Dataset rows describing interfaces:
_ _ _ _ _
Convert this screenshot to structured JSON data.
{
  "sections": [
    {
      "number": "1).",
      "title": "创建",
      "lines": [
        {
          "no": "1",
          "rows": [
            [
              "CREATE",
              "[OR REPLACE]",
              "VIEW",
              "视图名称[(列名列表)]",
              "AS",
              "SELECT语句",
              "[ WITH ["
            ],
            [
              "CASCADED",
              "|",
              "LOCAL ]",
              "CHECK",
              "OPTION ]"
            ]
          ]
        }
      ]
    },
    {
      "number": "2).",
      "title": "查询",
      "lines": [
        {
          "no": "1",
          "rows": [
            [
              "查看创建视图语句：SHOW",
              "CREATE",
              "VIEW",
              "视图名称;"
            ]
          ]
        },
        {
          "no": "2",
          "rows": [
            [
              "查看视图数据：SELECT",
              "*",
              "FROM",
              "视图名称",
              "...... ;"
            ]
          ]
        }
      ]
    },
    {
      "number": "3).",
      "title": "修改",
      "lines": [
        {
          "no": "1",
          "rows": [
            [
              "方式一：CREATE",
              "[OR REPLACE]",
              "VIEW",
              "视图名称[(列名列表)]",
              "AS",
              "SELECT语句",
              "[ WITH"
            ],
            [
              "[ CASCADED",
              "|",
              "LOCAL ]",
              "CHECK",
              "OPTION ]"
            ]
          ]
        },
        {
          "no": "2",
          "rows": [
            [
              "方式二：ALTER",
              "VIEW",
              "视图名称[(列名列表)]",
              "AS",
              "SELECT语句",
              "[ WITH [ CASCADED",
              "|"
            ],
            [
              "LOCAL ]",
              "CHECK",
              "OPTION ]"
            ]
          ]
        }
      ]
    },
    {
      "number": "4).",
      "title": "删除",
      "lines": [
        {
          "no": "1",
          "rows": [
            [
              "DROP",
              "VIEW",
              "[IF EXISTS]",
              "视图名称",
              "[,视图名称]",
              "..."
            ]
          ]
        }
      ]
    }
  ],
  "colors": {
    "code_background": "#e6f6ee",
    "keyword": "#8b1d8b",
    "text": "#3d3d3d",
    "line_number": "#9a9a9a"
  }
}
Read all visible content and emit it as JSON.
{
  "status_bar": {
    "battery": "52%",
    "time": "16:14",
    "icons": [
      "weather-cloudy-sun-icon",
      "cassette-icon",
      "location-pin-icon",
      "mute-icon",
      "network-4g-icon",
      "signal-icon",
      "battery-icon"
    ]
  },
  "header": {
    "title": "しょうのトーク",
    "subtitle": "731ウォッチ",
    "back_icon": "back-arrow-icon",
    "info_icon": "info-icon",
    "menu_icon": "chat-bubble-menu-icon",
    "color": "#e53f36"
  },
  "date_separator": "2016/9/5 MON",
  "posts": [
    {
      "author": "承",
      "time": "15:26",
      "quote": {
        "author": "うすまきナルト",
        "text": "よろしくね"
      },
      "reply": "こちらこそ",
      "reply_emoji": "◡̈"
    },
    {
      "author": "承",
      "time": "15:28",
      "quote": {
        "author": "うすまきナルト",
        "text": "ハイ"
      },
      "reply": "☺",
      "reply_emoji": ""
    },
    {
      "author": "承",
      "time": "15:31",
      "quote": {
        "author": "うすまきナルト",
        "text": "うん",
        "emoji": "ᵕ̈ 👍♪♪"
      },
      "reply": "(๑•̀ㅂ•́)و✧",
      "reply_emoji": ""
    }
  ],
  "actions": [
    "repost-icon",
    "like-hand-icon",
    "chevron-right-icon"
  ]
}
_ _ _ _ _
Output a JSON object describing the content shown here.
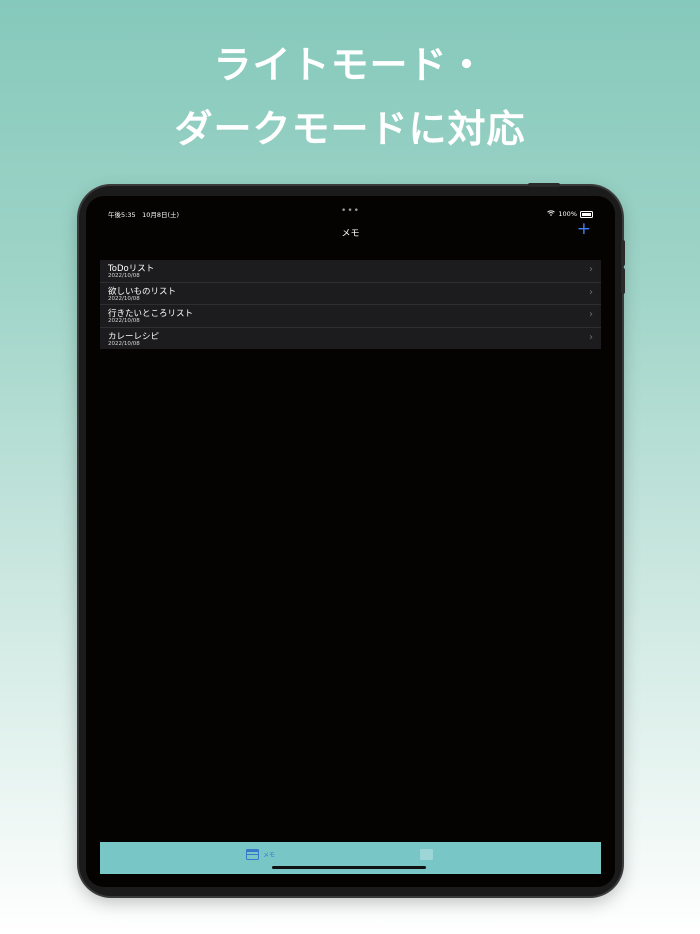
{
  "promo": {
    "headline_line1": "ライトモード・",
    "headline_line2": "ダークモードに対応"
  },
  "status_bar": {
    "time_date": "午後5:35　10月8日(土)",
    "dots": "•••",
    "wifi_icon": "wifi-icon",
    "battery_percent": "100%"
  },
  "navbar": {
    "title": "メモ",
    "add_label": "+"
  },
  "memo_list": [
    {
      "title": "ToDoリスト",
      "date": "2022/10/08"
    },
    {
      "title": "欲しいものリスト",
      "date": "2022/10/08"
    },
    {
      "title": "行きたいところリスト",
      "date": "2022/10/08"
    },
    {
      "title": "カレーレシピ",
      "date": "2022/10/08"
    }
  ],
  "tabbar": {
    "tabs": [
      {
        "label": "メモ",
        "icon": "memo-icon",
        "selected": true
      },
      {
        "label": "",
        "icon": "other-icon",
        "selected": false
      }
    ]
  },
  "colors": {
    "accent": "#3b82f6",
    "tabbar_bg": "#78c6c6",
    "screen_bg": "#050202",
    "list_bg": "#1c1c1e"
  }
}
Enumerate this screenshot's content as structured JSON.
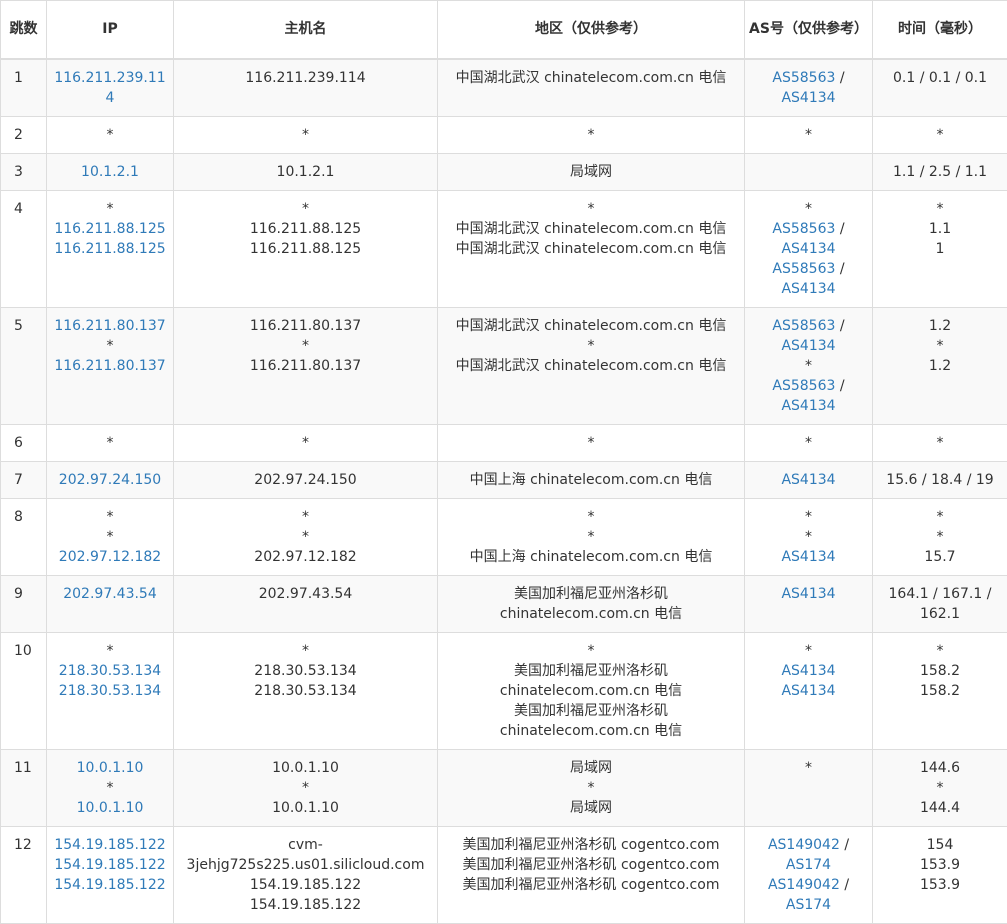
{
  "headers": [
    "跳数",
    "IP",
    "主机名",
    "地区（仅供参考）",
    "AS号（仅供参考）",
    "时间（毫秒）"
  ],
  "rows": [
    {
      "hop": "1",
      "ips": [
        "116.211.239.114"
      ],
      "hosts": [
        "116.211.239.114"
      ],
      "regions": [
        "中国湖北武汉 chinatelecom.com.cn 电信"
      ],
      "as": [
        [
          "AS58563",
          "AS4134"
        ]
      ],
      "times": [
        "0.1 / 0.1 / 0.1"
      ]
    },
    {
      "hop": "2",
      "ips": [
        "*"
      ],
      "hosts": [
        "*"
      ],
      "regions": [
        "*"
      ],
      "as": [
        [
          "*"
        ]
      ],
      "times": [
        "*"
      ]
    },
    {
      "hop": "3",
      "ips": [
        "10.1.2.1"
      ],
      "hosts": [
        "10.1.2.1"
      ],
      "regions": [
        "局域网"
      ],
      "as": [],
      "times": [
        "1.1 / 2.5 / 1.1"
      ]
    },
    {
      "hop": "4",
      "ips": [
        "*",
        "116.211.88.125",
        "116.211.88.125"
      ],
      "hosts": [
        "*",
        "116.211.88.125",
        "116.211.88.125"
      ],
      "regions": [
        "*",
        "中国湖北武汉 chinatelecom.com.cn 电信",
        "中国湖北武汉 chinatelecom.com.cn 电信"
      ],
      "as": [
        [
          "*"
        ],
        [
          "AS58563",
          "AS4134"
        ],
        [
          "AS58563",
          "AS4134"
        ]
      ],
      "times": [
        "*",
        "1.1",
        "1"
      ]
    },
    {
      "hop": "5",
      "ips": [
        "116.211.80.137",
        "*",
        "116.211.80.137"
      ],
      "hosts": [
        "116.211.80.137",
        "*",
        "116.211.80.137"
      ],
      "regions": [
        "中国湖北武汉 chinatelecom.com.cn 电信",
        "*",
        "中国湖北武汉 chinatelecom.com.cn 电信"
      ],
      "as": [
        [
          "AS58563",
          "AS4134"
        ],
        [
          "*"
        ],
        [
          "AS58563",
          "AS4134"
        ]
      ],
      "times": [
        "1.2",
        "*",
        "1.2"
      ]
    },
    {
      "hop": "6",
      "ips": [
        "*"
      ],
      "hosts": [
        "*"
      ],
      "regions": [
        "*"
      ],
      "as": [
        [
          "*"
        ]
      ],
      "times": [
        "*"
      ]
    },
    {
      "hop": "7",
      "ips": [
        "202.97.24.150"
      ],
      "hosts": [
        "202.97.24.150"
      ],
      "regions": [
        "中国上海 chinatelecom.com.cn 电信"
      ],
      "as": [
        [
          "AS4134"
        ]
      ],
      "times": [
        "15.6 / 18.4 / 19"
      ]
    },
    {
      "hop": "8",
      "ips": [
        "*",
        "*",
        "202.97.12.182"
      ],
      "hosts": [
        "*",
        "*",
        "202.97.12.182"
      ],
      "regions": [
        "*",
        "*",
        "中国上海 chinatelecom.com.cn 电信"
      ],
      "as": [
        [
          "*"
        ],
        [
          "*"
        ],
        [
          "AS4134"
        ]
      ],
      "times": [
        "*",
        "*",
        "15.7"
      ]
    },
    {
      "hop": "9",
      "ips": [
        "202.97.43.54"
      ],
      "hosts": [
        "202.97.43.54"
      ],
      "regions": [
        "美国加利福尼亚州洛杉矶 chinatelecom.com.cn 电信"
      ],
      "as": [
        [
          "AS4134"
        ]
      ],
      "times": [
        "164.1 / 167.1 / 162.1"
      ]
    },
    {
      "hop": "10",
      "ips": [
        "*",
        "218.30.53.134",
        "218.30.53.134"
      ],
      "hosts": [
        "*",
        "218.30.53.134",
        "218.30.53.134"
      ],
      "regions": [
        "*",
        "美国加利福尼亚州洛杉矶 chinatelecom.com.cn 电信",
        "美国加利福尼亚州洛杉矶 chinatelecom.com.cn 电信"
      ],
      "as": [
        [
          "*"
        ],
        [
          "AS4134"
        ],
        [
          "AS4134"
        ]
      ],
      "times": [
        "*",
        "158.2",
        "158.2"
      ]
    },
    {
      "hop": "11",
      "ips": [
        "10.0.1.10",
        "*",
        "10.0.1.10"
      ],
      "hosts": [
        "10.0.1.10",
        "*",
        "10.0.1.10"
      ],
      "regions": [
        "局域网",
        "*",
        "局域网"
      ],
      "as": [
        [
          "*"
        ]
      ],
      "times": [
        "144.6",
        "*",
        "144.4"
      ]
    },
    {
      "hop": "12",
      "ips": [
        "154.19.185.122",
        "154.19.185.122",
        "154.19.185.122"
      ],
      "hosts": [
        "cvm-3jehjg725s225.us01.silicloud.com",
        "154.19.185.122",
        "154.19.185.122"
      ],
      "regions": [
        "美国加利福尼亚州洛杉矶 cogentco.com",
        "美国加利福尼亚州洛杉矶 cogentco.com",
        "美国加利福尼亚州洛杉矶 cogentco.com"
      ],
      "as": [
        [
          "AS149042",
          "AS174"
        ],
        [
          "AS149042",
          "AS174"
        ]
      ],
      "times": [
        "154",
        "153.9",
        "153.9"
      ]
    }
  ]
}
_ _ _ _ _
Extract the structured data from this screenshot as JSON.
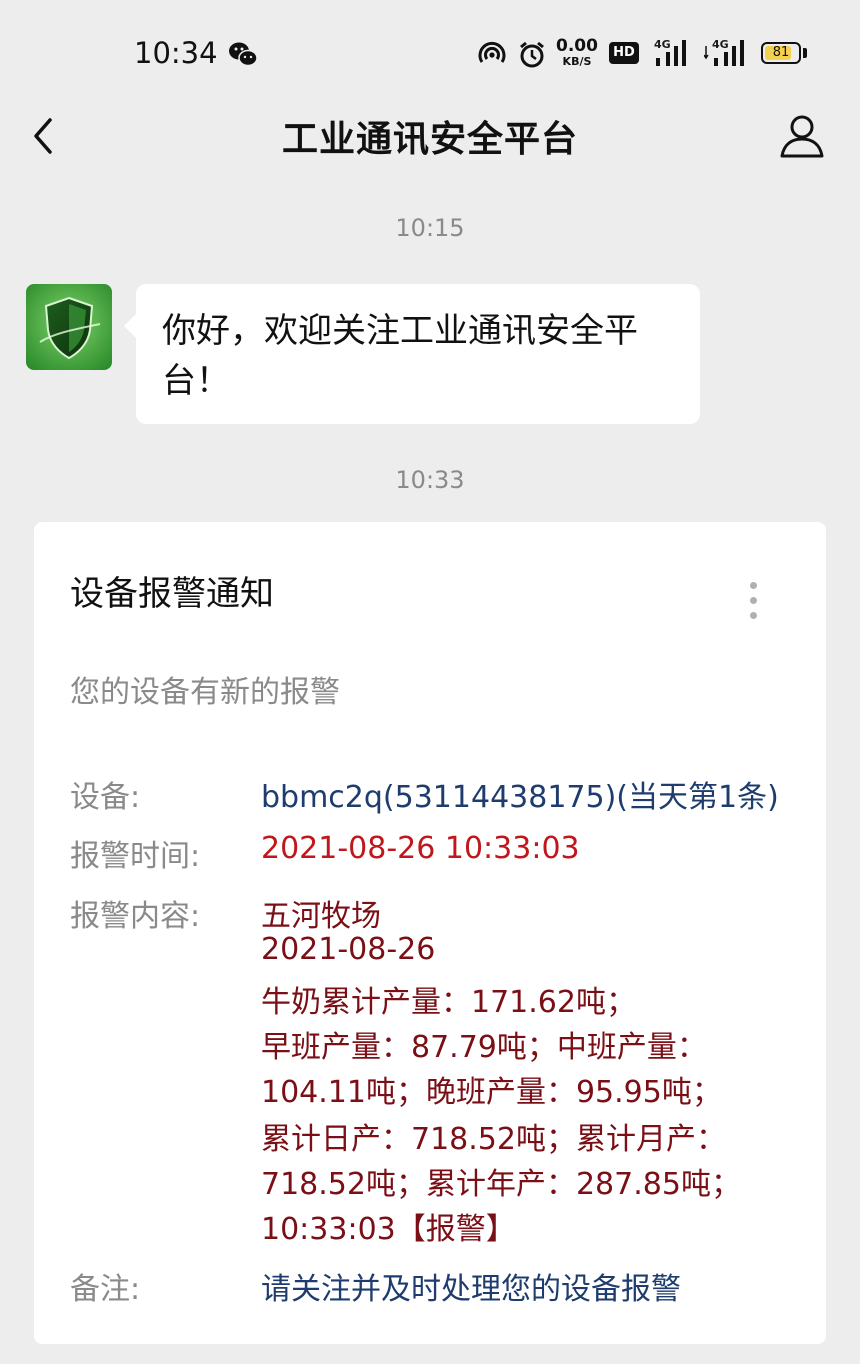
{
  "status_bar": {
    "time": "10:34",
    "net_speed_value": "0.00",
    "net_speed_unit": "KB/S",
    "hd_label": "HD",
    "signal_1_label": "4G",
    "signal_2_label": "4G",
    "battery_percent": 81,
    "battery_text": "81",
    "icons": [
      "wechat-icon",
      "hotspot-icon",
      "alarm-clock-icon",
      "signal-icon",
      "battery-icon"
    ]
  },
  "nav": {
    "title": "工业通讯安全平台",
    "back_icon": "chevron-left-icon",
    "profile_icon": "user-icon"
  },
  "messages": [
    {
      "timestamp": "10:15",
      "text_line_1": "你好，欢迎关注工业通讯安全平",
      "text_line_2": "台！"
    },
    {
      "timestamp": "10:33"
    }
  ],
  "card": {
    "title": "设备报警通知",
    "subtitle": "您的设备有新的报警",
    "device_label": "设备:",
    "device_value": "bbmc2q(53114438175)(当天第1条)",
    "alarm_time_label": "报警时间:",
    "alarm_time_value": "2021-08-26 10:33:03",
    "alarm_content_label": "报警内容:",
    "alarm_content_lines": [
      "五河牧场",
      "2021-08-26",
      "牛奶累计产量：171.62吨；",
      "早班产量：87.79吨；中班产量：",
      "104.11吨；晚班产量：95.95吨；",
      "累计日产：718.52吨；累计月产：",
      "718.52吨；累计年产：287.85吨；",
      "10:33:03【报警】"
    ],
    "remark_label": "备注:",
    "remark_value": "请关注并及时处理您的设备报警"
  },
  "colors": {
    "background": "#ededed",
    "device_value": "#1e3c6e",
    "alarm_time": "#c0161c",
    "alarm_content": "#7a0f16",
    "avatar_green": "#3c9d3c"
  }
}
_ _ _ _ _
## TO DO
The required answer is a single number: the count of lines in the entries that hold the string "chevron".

## TASK ANSWER
2